We should regret our mistakes and learn from them, but never carry them forward into the future with us.” “It was one thing to make a mistake; it was another thing to keep making it. I knew what happened when you let yourself get close to someone when you started to believe they liked or loved you: you’d be disappointed.
From beginning to end, God’s Word points out in painful detail the mistakes made by its characters. It was a living proof that the Bible is not a written record of perfect people (except for Jesus).
Peter denied knowing Jesus (Mt. 26:69-75). Solomon started out well but turned from God for a time (1 Ki. 3:5-9;11:1-43). Adam and Eve failed to obey God’s specific restrictions (Gen. 2:15-17; 3:1-7). Abram lied about his relationship to Sarai (Gen. 12:10-20). Moses grew angry and struck the rock in disobedience to God (Num. 20:7-12). David committed adultery and murder (2 Sam. 11-12). The Bible’s honest portrayal of the troubles that its characters brought upon themselves and others reminds me of what humorist Sam Levenson once said: “You must learn from the mistakes of others. You can’t possibly live long enough to make them all yourself.” For in many things we offend all. If any man offend not in word, the same is a perfect man, and able also to bridle the whole body.-James 3:2
My excuses for having a mistake:
Then I have to grasp the lessons:

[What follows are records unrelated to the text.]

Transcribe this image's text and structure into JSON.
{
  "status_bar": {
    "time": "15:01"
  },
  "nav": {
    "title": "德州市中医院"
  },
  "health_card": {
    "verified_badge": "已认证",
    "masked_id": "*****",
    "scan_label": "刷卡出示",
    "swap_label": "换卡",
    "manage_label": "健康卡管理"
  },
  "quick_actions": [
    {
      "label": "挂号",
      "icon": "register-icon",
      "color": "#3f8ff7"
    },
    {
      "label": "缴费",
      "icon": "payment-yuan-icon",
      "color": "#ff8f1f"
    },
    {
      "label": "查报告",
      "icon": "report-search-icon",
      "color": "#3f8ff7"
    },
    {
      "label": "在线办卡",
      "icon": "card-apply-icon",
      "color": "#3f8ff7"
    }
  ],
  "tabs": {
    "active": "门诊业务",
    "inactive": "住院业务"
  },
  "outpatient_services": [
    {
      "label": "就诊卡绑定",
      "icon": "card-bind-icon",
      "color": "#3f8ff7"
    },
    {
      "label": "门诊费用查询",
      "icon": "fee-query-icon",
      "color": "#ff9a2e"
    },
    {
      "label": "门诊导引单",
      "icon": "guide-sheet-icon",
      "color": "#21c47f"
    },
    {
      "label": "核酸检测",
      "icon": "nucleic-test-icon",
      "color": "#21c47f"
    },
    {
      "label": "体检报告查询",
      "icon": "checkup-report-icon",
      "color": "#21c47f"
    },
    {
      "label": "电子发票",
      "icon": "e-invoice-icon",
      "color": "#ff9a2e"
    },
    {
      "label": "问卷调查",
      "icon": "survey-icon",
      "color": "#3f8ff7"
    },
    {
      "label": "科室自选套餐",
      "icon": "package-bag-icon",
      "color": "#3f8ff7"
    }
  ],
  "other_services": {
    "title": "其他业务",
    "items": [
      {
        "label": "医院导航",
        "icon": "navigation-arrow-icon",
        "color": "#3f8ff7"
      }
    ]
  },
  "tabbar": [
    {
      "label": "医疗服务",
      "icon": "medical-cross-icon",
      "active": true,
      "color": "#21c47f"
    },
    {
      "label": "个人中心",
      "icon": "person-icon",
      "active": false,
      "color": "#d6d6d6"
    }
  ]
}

It is for our instruction that the Bible records the sinful actions of many of its key figures. The old saying “Those who don’t learn from history are bound to repeat it” is true. As we see the errors made by biblical characters, we can ask the Lord to protect us from making similar mistakes.